Same Web page, as published around 1996, formerly bbcorn as my dad was known. - Top lineWritten by Robert Koernke Jr.

**Desummation**

*by Robert E. Koernke SR*

Purpose of the Desummation Article

**Desummation Discussion**:

"Given a polynomial of one variable to whatever degree, is it possible to find the polynomial that when summed equals the polynomial given?" To get the results I wanted I used the following logic:

**From Desummation To
Binomial Transformation**

What if, after desumming the first time, the desummathion
process continues
for any powers of n that remain? Note that __a constant can't
be desumed__.
When a constant appears after a desum then simply label it by the
number
of desums it took to appear. Labels can look like exponents but with a
dash above it.

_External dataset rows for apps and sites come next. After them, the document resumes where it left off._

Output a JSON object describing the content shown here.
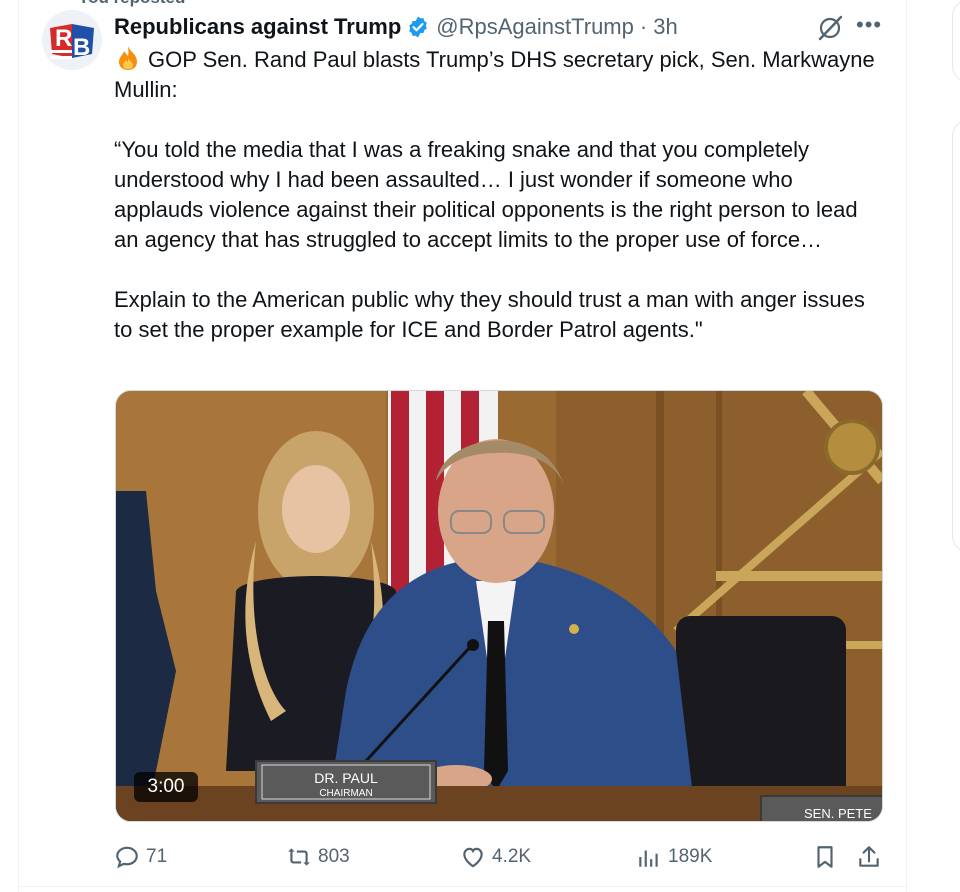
{
  "repost_banner": "You reposted",
  "author": {
    "name": "Republicans against Trump",
    "handle": "@RpsAgainstTrump",
    "separator": "·",
    "time": "3h",
    "avatar_letters": "RB"
  },
  "tweet": {
    "text": "GOP Sen. Rand Paul blasts Trump’s DHS secretary pick, Sen. Markwayne Mullin:\n\n“You told the media that I was a freaking snake and that you completely understood why I had been assaulted… I just wonder if someone who applauds violence against their political opponents is the right person to lead an agency that has struggled to accept limits to the proper use of force…\n\nExplain to the American public why they should trust a man with anger issues to set the proper example for ICE and Border Patrol agents.\""
  },
  "media": {
    "duration": "3:00",
    "nameplate_name": "DR. PAUL",
    "nameplate_title": "CHAIRMAN",
    "nameplate_right": "SEN. PETE"
  },
  "actions": {
    "replies": "71",
    "reposts": "803",
    "likes": "4.2K",
    "views": "189K"
  },
  "colors": {
    "text": "#0f1419",
    "muted": "#536471",
    "verified": "#1d9bf0",
    "repost_active": "#536471"
  }
}
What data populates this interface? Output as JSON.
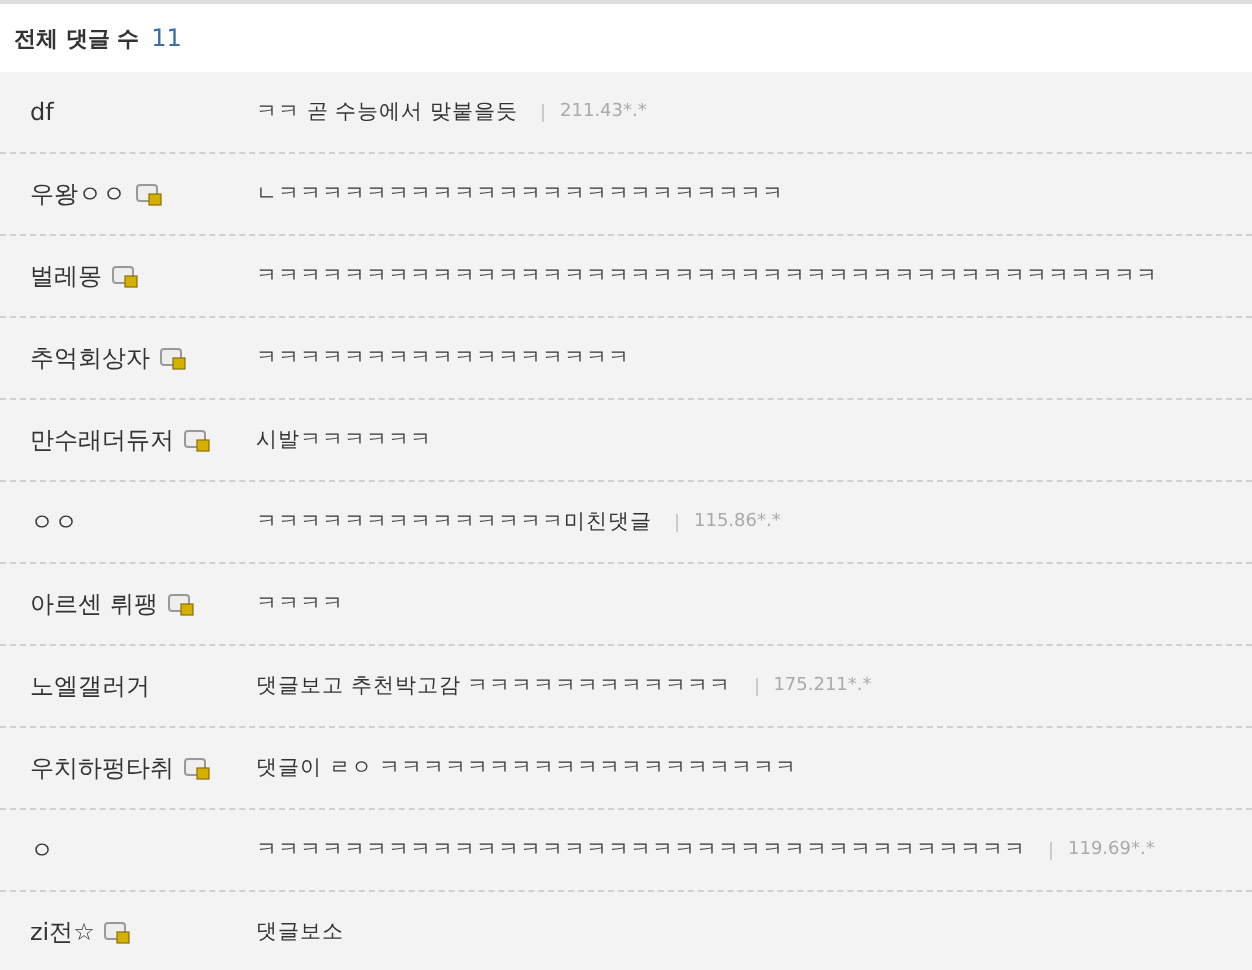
{
  "header": {
    "label": "전체 댓글 수",
    "count": "11"
  },
  "comments": [
    {
      "name": "df",
      "member_icon": false,
      "text": "ㅋㅋ 곧 수능에서 맞붙을듯",
      "ip": "211.43*.*"
    },
    {
      "name": "우왕ㅇㅇ",
      "member_icon": true,
      "text": "ㄴㅋㅋㅋㅋㅋㅋㅋㅋㅋㅋㅋㅋㅋㅋㅋㅋㅋㅋㅋㅋㅋㅋㅋ"
    },
    {
      "name": "벌레몽",
      "member_icon": true,
      "text": "ㅋㅋㅋㅋㅋㅋㅋㅋㅋㅋㅋㅋㅋㅋㅋㅋㅋㅋㅋㅋㅋㅋㅋㅋㅋㅋㅋㅋㅋㅋㅋㅋㅋㅋㅋㅋㅋㅋㅋㅋㅋ"
    },
    {
      "name": "추억회상자",
      "member_icon": true,
      "text": "ㅋㅋㅋㅋㅋㅋㅋㅋㅋㅋㅋㅋㅋㅋㅋㅋㅋ"
    },
    {
      "name": "만수래더듀저",
      "member_icon": true,
      "text": "시발ㅋㅋㅋㅋㅋㅋ"
    },
    {
      "name": "ㅇㅇ",
      "member_icon": false,
      "text": "ㅋㅋㅋㅋㅋㅋㅋㅋㅋㅋㅋㅋㅋㅋ미친댓글",
      "ip": "115.86*.*"
    },
    {
      "name": "아르센 뤼팽",
      "member_icon": true,
      "text": "ㅋㅋㅋㅋ"
    },
    {
      "name": "노엘갤러거",
      "member_icon": false,
      "text": "댓글보고 추천박고감 ㅋㅋㅋㅋㅋㅋㅋㅋㅋㅋㅋㅋ",
      "ip": "175.211*.*"
    },
    {
      "name": "우치하펑타취",
      "member_icon": true,
      "text": "댓글이 ㄹㅇ ㅋㅋㅋㅋㅋㅋㅋㅋㅋㅋㅋㅋㅋㅋㅋㅋㅋㅋㅋ"
    },
    {
      "name": "ㅇ",
      "member_icon": false,
      "text": "ㅋㅋㅋㅋㅋㅋㅋㅋㅋㅋㅋㅋㅋㅋㅋㅋㅋㅋㅋㅋㅋㅋㅋㅋㅋㅋㅋㅋㅋㅋㅋㅋㅋㅋㅋ",
      "ip": "119.69*.*"
    },
    {
      "name": "zi전☆",
      "member_icon": true,
      "text": "댓글보소"
    }
  ]
}
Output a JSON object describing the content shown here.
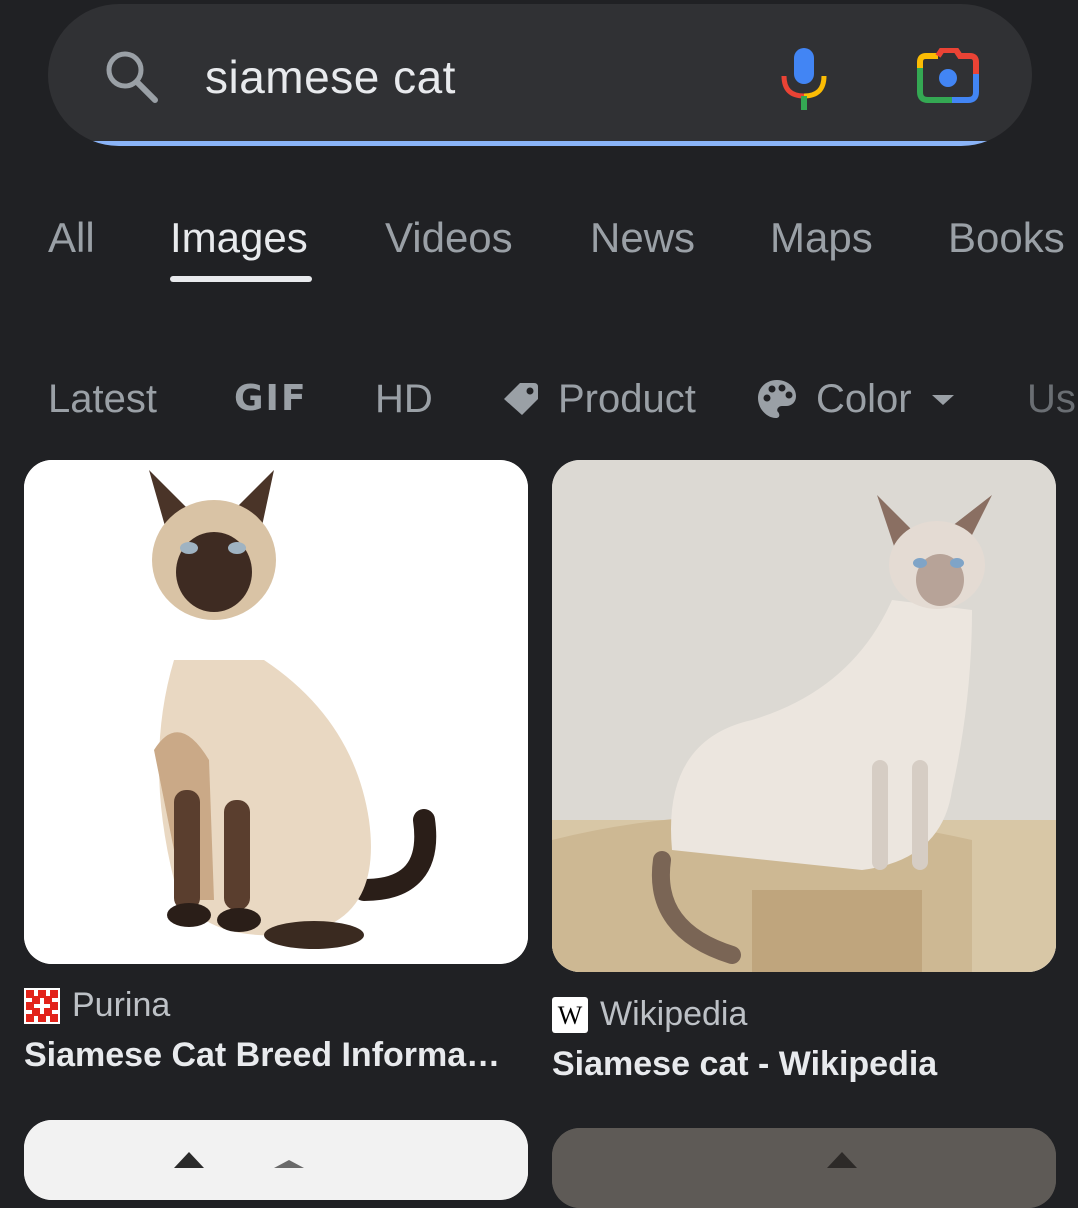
{
  "search": {
    "query": "siamese cat"
  },
  "tabs": [
    {
      "label": "All"
    },
    {
      "label": "Images"
    },
    {
      "label": "Videos"
    },
    {
      "label": "News"
    },
    {
      "label": "Maps"
    },
    {
      "label": "Books"
    }
  ],
  "active_tab": "Images",
  "chips": [
    {
      "label": "Latest"
    },
    {
      "label": "GIF"
    },
    {
      "label": "HD"
    },
    {
      "label": "Product",
      "icon": "tag-icon"
    },
    {
      "label": "Color",
      "icon": "palette-icon"
    },
    {
      "label": "Us"
    }
  ],
  "results": [
    {
      "source": "Purina",
      "title": "Siamese Cat Breed Informati…",
      "icon": "purina-logo-icon"
    },
    {
      "source": "Wikipedia",
      "title": "Siamese cat - Wikipedia",
      "icon": "wikipedia-logo-icon"
    }
  ],
  "colors": {
    "background": "#202124",
    "search_bar": "#303134",
    "accent_underline": "#8ab4f8"
  }
}
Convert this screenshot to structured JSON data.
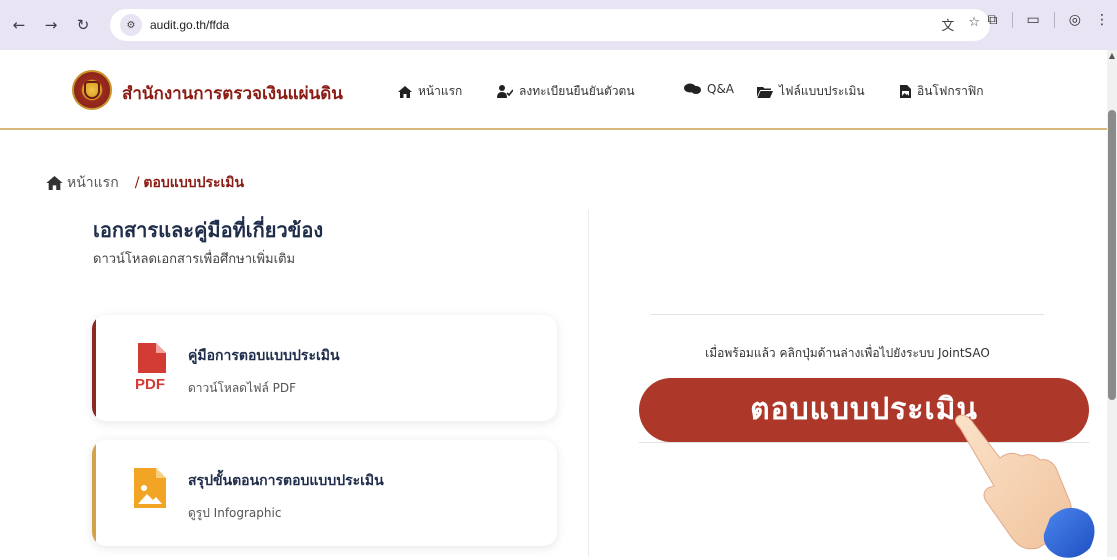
{
  "browser": {
    "back_icon": "arrow-left-icon",
    "forward_icon": "arrow-right-icon",
    "reload_icon": "reload-icon",
    "url": "audit.go.th/ffda"
  },
  "site": {
    "brand": "สำนักงานการตรวจเงินแผ่นดิน",
    "menu": [
      {
        "label": "หน้าแรก",
        "icon": "home-icon"
      },
      {
        "label": "ลงทะเบียนยืนยันตัวตน",
        "icon": "user-check-icon"
      },
      {
        "label": "Q&A",
        "icon": "chat-icon"
      },
      {
        "label": "ไฟล์แบบประเมิน",
        "icon": "folder-icon"
      },
      {
        "label": "อินโฟกราฟิก",
        "icon": "file-image-icon"
      }
    ]
  },
  "breadcrumb": {
    "home": "หน้าแรก",
    "separator": "/",
    "current": "ตอบแบบประเมิน"
  },
  "documents": {
    "title": "เอกสารและคู่มือที่เกี่ยวข้อง",
    "subtitle": "ดาวน์โหลดเอกสารเพื่อศึกษาเพิ่มเติม",
    "cards": [
      {
        "title": "คู่มือการตอบแบบประเมิน",
        "subtitle": "ดาวน์โหลดไฟล์ PDF",
        "icon": "pdf-file-icon",
        "icon_label": "PDF",
        "accent": "#8a2a20"
      },
      {
        "title": "สรุปขั้นตอนการตอบแบบประเมิน",
        "subtitle": "ดูรูป Infographic",
        "icon": "image-file-icon",
        "accent": "#d4a24a"
      }
    ]
  },
  "action": {
    "hint": "เมื่อพร้อมแล้ว คลิกปุ่มด้านล่างเพื่อไปยังระบบ JointSAO",
    "button": "ตอบแบบประเมิน",
    "button_color": "#ad3729"
  },
  "colors": {
    "brand": "#8a1c14",
    "gold": "#d8b979",
    "heading": "#1f2d4a"
  }
}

Take n squared for an example of a complete desummation The first desum of n squared is (2n-1). Note that (-1) appears at the first desum so label it with a one like any exponent with a dash above it. Now (2n) is left and the desum of 2n = 2. Since the 2 appeared at the second desum it is labeled with a 2 dash. So the complete desum of n squared is '2 to the 2 dash minus 1 to the 1 dash'.

Here is a list of the complete desums of the first five powers of n:

**Note that the first term in each row is a factorial. **The
last
term is plus one if the row is odd else minus one if the row is even.
(A
good way to check a row is to add it. Each row adds up to one.) The
inside
terms are found by the following formula:

The idea that I was looking at values in Pascal's Triangle became very interesting. I recalled that the sum of n terms in any diagonal row in Pascal's Triangle is found to be the nth term of the next row down.

I tried the formula on these values and it worked. What I now have is a method of changing powers of n into its binomial form. In this form to sum simply add one to the p dash or subtract one to desum... I will give two formulas and some examples: